Since ISLD was pioneered by equine surgeon Dr Richard Coomer in 2009, various surgeons have modified the technique. There has been ongoing discussion regarding how it works. One theory is that denervation (removal of the nerve supply to the affected parts of the back), which is likely to occur during the division of the interspinous ligaments, may have a part to play in relieving pain.
The procedure can be performed at multiple sites on an individual, where the spinous processes are in close proximity, without affecting the prospects of a successful outcome.
Initially, a pair of stout scissors was used to open the divided ligament fibres after they were cut. Here at the Royal (Dick) School of Veterinary Studies, at the University of Edinburgh, we have developed a more refined instrument rather like a small chisel, which can be inserted into very narrow gaps.
Research by our veterinary team suggests that ISLD can be performed in horses with more severe kissing spines than was previously thought possible, although certain cases may be too severe for this minimally invasive approach.
While all surgical procedures have the potential for complications, with this procedure they are rare. Where they do occur they tend to be mild, involving short-term wound discharge or the appearance of white hairs at the incision sites.
The big question is, of course, does this new surgery work?
When ISLD is performed in horses with kissing spines that have had clinical signs localised to the affected portion of the back, long-term success rates in excess of 90% can be expected.
Recurrence of clinical signs is more often associated with new sites of impingement, adjacent to the original sites, rather than failure of the procedure.

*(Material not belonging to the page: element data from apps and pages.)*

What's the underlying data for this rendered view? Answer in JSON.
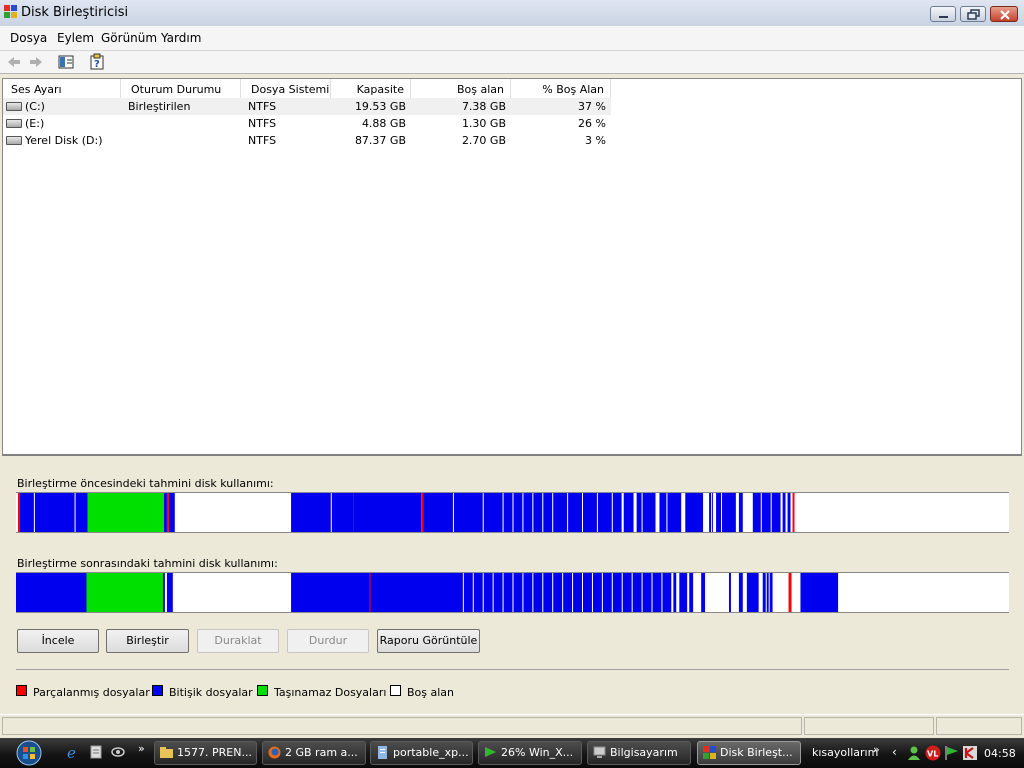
{
  "window": {
    "title": "Disk Birleştiricisi"
  },
  "menu": [
    "Dosya",
    "Eylem",
    "Görünüm",
    "Yardım"
  ],
  "columns": [
    "Ses Ayarı",
    "Oturum Durumu",
    "Dosya Sistemi",
    "Kapasite",
    "Boş alan",
    "% Boş Alan"
  ],
  "volumes": [
    {
      "name": "(C:)",
      "status": "Birleştirilen",
      "fs": "NTFS",
      "capacity": "19.53 GB",
      "free": "7.38 GB",
      "free_pct": "37 %"
    },
    {
      "name": "(E:)",
      "status": "",
      "fs": "NTFS",
      "capacity": "4.88 GB",
      "free": "1.30 GB",
      "free_pct": "26 %"
    },
    {
      "name": "Yerel Disk (D:)",
      "status": "",
      "fs": "NTFS",
      "capacity": "87.37 GB",
      "free": "2.70 GB",
      "free_pct": "3 %"
    }
  ],
  "before_label": "Birleştirme öncesindeki tahmini disk kullanımı:",
  "after_label": "Birleştirme sonrasındaki tahmini disk kullanımı:",
  "buttons": {
    "analyze": "İncele",
    "defrag": "Birleştir",
    "pause": "Duraklat",
    "stop": "Durdur",
    "report": "Raporu Görüntüle"
  },
  "legend": [
    {
      "label": "Parçalanmış dosyalar",
      "color": "#ff0000"
    },
    {
      "label": "Bitişik dosyalar",
      "color": "#0000ff"
    },
    {
      "label": "Taşınamaz Dosyaları",
      "color": "#00e000"
    },
    {
      "label": "Boş alan",
      "color": "#ffffff"
    }
  ],
  "taskbar": {
    "tasks": [
      {
        "label": "1577. PREN...",
        "icon": "folder-icon"
      },
      {
        "label": "2 GB ram a...",
        "icon": "firefox-icon"
      },
      {
        "label": "portable_xp...",
        "icon": "document-icon"
      },
      {
        "label": "26% Win_X...",
        "icon": "download-flag-icon"
      },
      {
        "label": "Bilgisayarım",
        "icon": "computer-icon"
      },
      {
        "label": "Disk Birleşt...",
        "icon": "defrag-icon"
      }
    ],
    "shortcuts_label": "kısayollarım",
    "clock": "04:58"
  },
  "colors": {
    "fragmented": "#ff0000",
    "contiguous": "#0000ee",
    "unmovable": "#00e000",
    "free": "#ffffff"
  },
  "diskmap_before": [
    [
      "white",
      0,
      0.002
    ],
    [
      "red",
      0.002,
      0.004
    ],
    [
      "blue",
      0.004,
      0.072
    ],
    [
      "green",
      0.072,
      0.149
    ],
    [
      "blue",
      0.149,
      0.152
    ],
    [
      "red",
      0.152,
      0.154
    ],
    [
      "blue",
      0.154,
      0.16
    ],
    [
      "white",
      0.16,
      0.277
    ],
    [
      "blue",
      0.277,
      0.34
    ],
    [
      "blue",
      0.34,
      0.408
    ],
    [
      "red",
      0.408,
      0.41
    ],
    [
      "blue",
      0.41,
      0.61
    ],
    [
      "white",
      0.61,
      0.612
    ],
    [
      "blue",
      0.612,
      0.622
    ],
    [
      "white",
      0.622,
      0.625
    ],
    [
      "blue",
      0.625,
      0.644
    ],
    [
      "white",
      0.644,
      0.648
    ],
    [
      "blue",
      0.648,
      0.67
    ],
    [
      "white",
      0.67,
      0.674
    ],
    [
      "blue",
      0.674,
      0.692
    ],
    [
      "white",
      0.692,
      0.698
    ],
    [
      "blue",
      0.698,
      0.702
    ],
    [
      "white",
      0.702,
      0.705
    ],
    [
      "blue",
      0.705,
      0.725
    ],
    [
      "white",
      0.725,
      0.728
    ],
    [
      "blue",
      0.728,
      0.732
    ],
    [
      "white",
      0.732,
      0.742
    ],
    [
      "blue",
      0.742,
      0.77
    ],
    [
      "white",
      0.77,
      0.772
    ],
    [
      "blue",
      0.772,
      0.775
    ],
    [
      "white",
      0.775,
      0.777
    ],
    [
      "blue",
      0.777,
      0.78
    ],
    [
      "white",
      0.78,
      0.782
    ],
    [
      "red",
      0.782,
      0.784
    ],
    [
      "white",
      0.784,
      1
    ]
  ],
  "diskmap_after": [
    [
      "blue",
      0,
      0.071
    ],
    [
      "green",
      0.071,
      0.148
    ],
    [
      "blue",
      0.148,
      0.15
    ],
    [
      "white",
      0.15,
      0.152
    ],
    [
      "blue",
      0.152,
      0.158
    ],
    [
      "white",
      0.158,
      0.277
    ],
    [
      "blue",
      0.277,
      0.356
    ],
    [
      "red",
      0.356,
      0.357
    ],
    [
      "blue",
      0.357,
      0.66
    ],
    [
      "white",
      0.66,
      0.662
    ],
    [
      "blue",
      0.662,
      0.665
    ],
    [
      "white",
      0.665,
      0.668
    ],
    [
      "blue",
      0.668,
      0.676
    ],
    [
      "white",
      0.676,
      0.678
    ],
    [
      "blue",
      0.678,
      0.682
    ],
    [
      "white",
      0.682,
      0.69
    ],
    [
      "blue",
      0.69,
      0.694
    ],
    [
      "white",
      0.694,
      0.718
    ],
    [
      "blue",
      0.718,
      0.72
    ],
    [
      "white",
      0.72,
      0.728
    ],
    [
      "blue",
      0.728,
      0.732
    ],
    [
      "white",
      0.732,
      0.736
    ],
    [
      "blue",
      0.736,
      0.748
    ],
    [
      "white",
      0.748,
      0.752
    ],
    [
      "blue",
      0.752,
      0.762
    ],
    [
      "white",
      0.762,
      0.778
    ],
    [
      "red",
      0.778,
      0.781
    ],
    [
      "white",
      0.781,
      0.79
    ],
    [
      "blue",
      0.79,
      0.828
    ],
    [
      "white",
      0.828,
      1
    ]
  ]
}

Our team has followed up around 60 performance horses who were treated with ISLD four years ago. Findings suggest that the procedure is highly effective in the vast majority of cases.

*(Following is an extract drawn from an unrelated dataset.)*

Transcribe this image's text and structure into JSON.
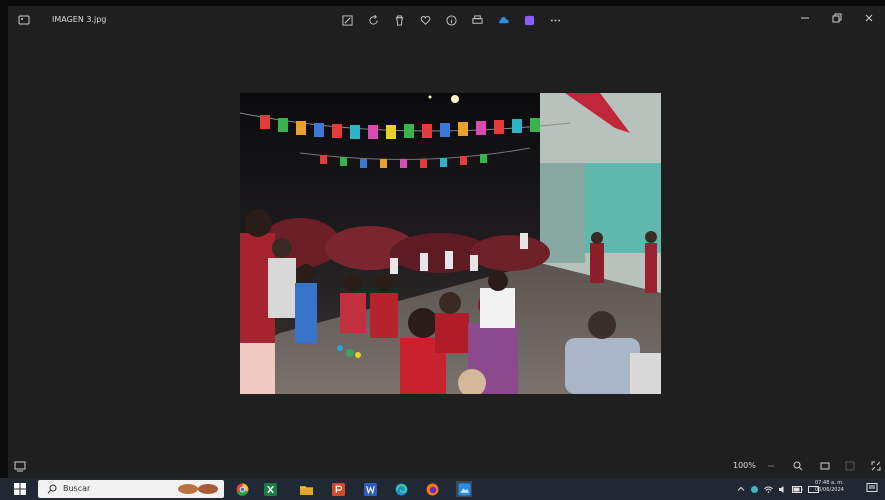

You may be wondering what happens to the spinous processes that are in contact with each other (“kissing”), after ISLD. Well, the disease process doesn’t necessarily stop. Even if the horse has no clinical signs and appears pain-free, disease progression may continue to be evident on X-rays, which can have implications during pre-purchase examinations if screening radiographs are requested by a potential purchaser.
These radiographic changes, in the continued absence of clinical signs attributable to back pain, give credence to the argument that the innervation (nerve supply) of the interspinous spaces is altered during ISLD surgery.
The pre- and post-operative management of horses treated with this new surgery is critical to its success. The diagnosis should first be confirmed using radiographs or scintigraphy (bone scanning), along with careful veterinary examination — including observation of normal work under saddle if appropriate.
In our clinic, the initial treatment is also part of the diagnostic process: only if a horse responds favourably to medication and physiotherapy is he considered a potential candidate for surgery. What tends to happen is that both the quality and duration of response to each treatment decreases. As long as clinical signs are thought to be attributable to kissing spines, we can consider ISLD.
Following surgery, all patients will require physiotherapy. Owners and trainers are encouraged to return horses to a controlled exercise programme without delay.
There is still much work to do to determine the cause of impinging dorsal spinous processes and the long-term prognosis for affected horses. It remains unclear whether activities such as jumping contribute to kissing spines, or if carrying excess weight increases risk — or why some horses have no apparent clinical signs despite significant X-ray changes.
What we do know is that the condition is commonplace and its progression is unpredictable. There is no question that ISLD is currently the most effective treatment option we have.
Ref Horse & Hound; 4 July 2019